◆ What needs to be done ◆
Pick each line containing "content" out of the records.

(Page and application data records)
*** Block opens ***

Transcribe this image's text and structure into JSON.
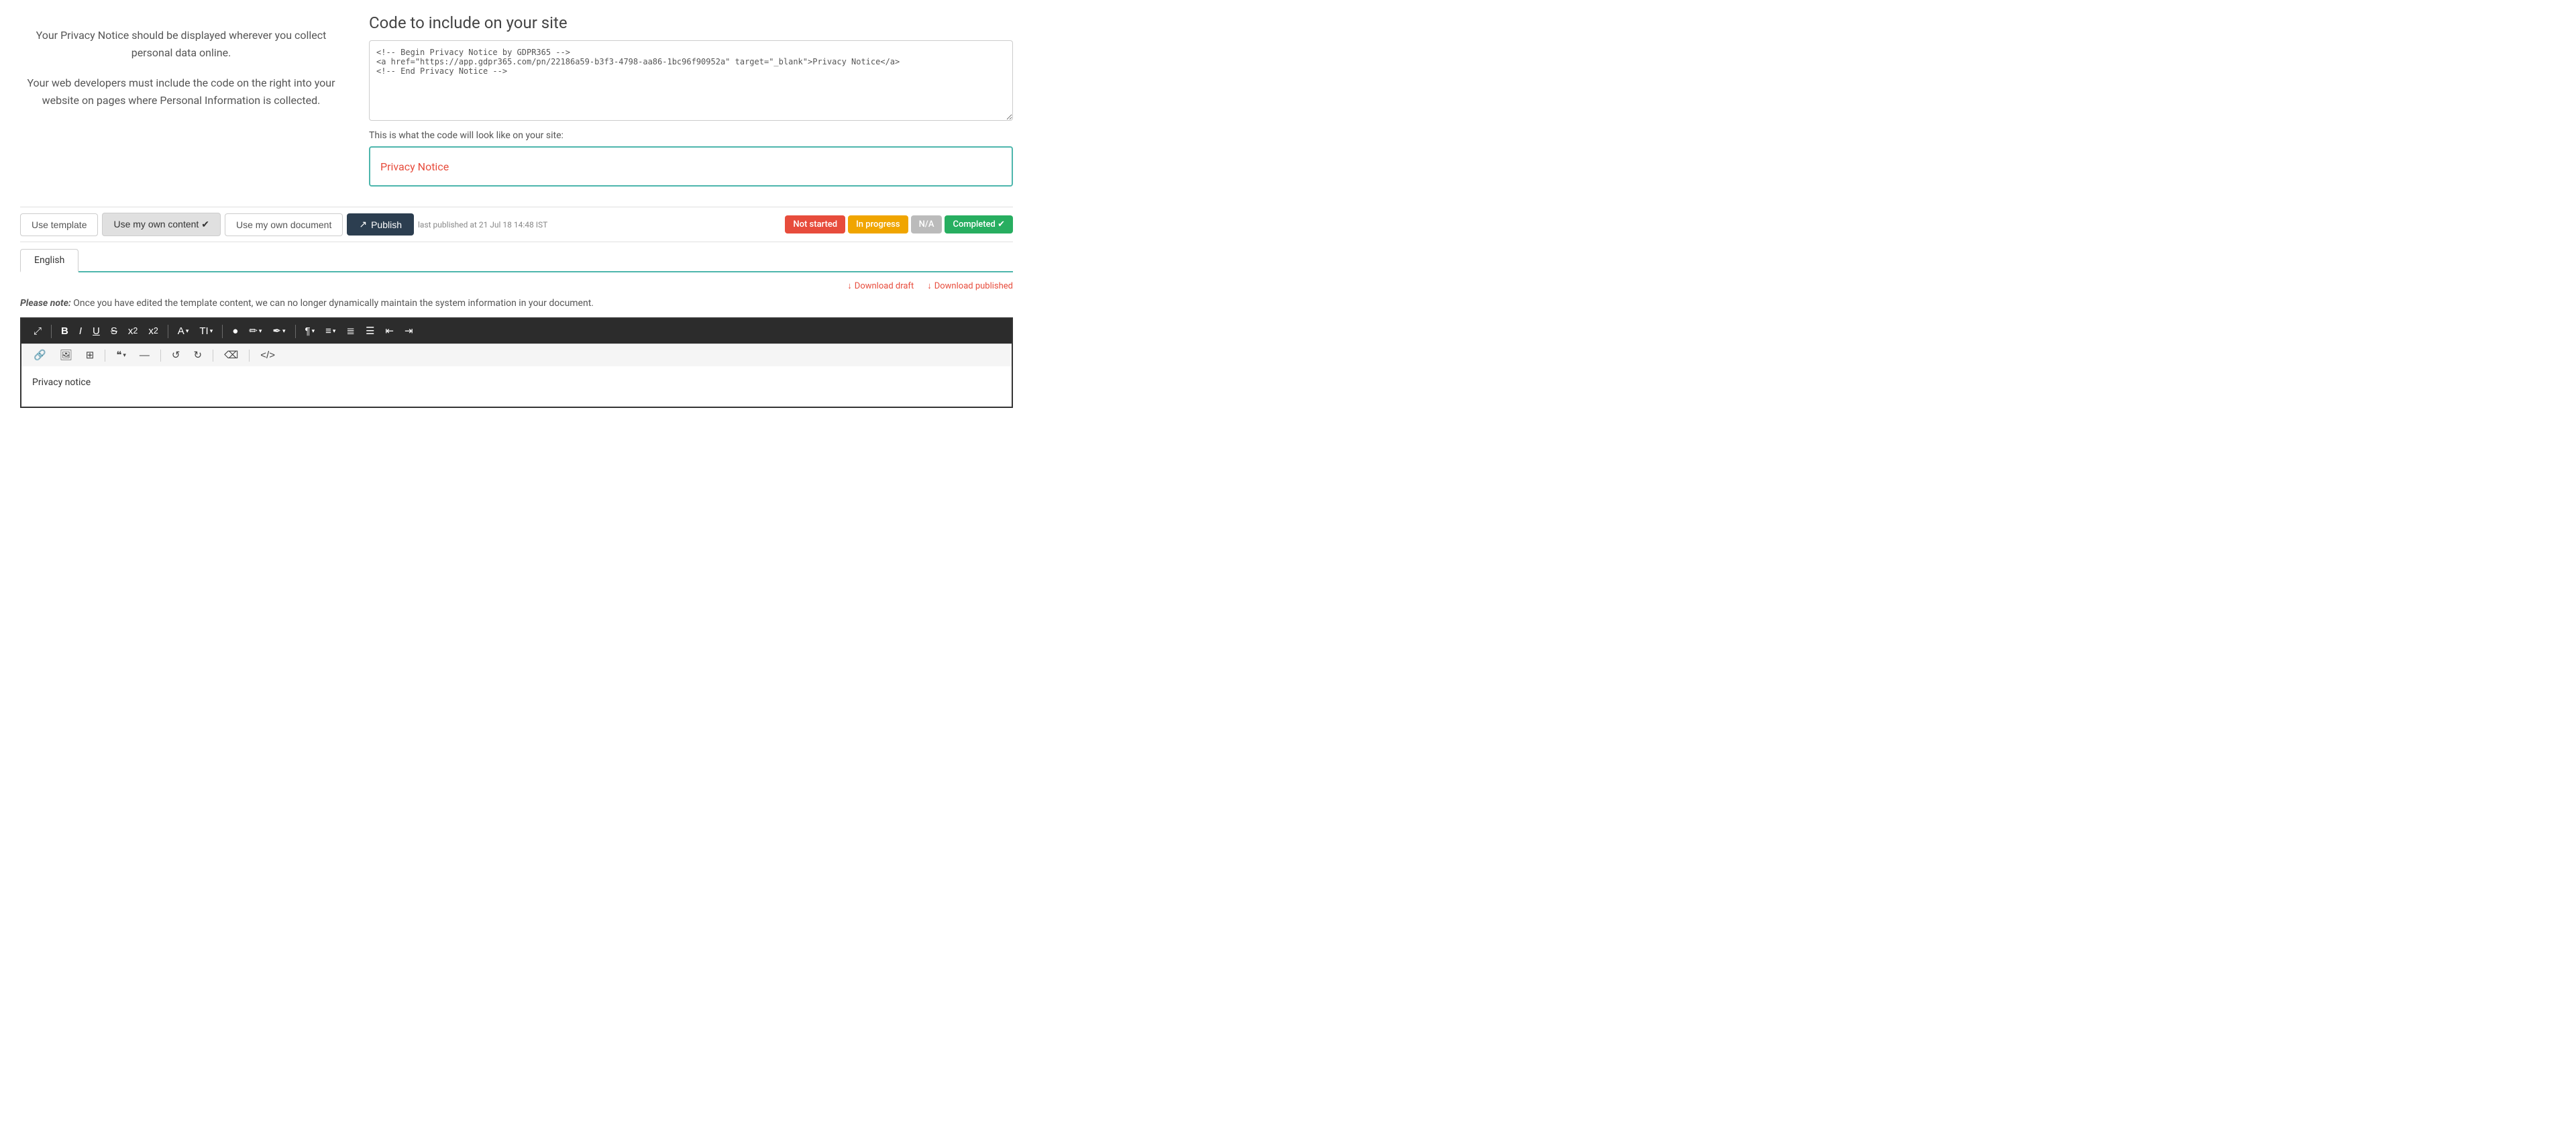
{
  "header": {
    "code_section_title": "Code to include on your site",
    "code_value": "<!-- Begin Privacy Notice by GDPR365 -->\n<a href=\"https://app.gdpr365.com/pn/22186a59-b3f3-4798-aa86-1bc96f90952a\" target=\"_blank\">Privacy Notice</a>\n<!-- End Privacy Notice -->",
    "preview_label": "This is what the code will look like on your site:",
    "preview_link_text": "Privacy Notice"
  },
  "left_panel": {
    "paragraph1": "Your Privacy Notice should be displayed wherever you collect personal data online.",
    "paragraph2": "Your web developers must include the code on the right into your website on pages where Personal Information is collected."
  },
  "toolbar": {
    "use_template_label": "Use template",
    "use_own_content_label": "Use my own content ✔",
    "use_own_document_label": "Use my own document",
    "publish_label": "Publish",
    "publish_time": "last published at 21 Jul 18 14:48 IST",
    "badges": {
      "not_started": "Not started",
      "in_progress": "In progress",
      "na": "N/A",
      "completed": "Completed ✔"
    }
  },
  "language_tabs": {
    "tabs": [
      {
        "label": "English",
        "active": true
      }
    ]
  },
  "downloads": {
    "draft_label": "Download draft",
    "published_label": "Download published"
  },
  "notice": {
    "text_html": "<b>Please note:</b> Once you have edited the template content, we can no longer dynamically maintain the system information in your document."
  },
  "editor": {
    "content": "Privacy notice",
    "toolbar": {
      "expand": "⤢",
      "bold": "B",
      "italic": "I",
      "underline": "U",
      "strikethrough": "S",
      "subscript": "x₂",
      "superscript": "x²",
      "font_color": "A",
      "font_size": "TI",
      "highlight": "●",
      "pen": "✏",
      "pen2": "✒",
      "paragraph": "¶",
      "align": "≡",
      "ordered_list": "≣",
      "unordered_list": "☰",
      "indent_left": "⇤",
      "indent_right": "⇥",
      "row2": {
        "link": "🔗",
        "image": "🖼",
        "table": "⊞",
        "quote": "❝",
        "hr": "—",
        "undo": "↺",
        "redo": "↻",
        "eraser": "⌫",
        "code": "</>",
        "more": "▾"
      }
    }
  }
}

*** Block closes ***

◆ Output below ◆
    "use_own_content_label": "Use my own content ✔",
    "text_html": "<b>Please note:</b> Once you have edited the template content, we can no longer dynamically maintain the system information in your document."
    "content": "Privacy notice",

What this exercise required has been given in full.